(Source data begins)

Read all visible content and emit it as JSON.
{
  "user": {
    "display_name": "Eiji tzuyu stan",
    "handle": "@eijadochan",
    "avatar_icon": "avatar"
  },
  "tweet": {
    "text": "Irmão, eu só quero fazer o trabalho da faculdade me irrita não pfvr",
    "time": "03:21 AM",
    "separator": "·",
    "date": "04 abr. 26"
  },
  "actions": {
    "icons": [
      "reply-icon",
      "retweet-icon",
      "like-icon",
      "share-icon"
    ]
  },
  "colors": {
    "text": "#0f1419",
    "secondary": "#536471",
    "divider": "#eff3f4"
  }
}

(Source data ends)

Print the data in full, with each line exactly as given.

Read all visible content and emit it as JSON.
{
  "user": {
    "display_name": "Eiji tzuyu stan",
    "handle": "@eijadochan",
    "avatar_icon": "avatar"
  },
  "tweet": {
    "text": "Irmão, eu só quero fazer o trabalho da faculdade me irrita não pfvr",
    "time": "03:21 AM",
    "separator": "·",
    "date": "04 abr. 26"
  },
  "actions": {
    "icons": [
      "reply-icon",
      "retweet-icon",
      "like-icon",
      "share-icon"
    ]
  },
  "colors": {
    "text": "#0f1419",
    "secondary": "#536471",
    "divider": "#eff3f4"
  }
}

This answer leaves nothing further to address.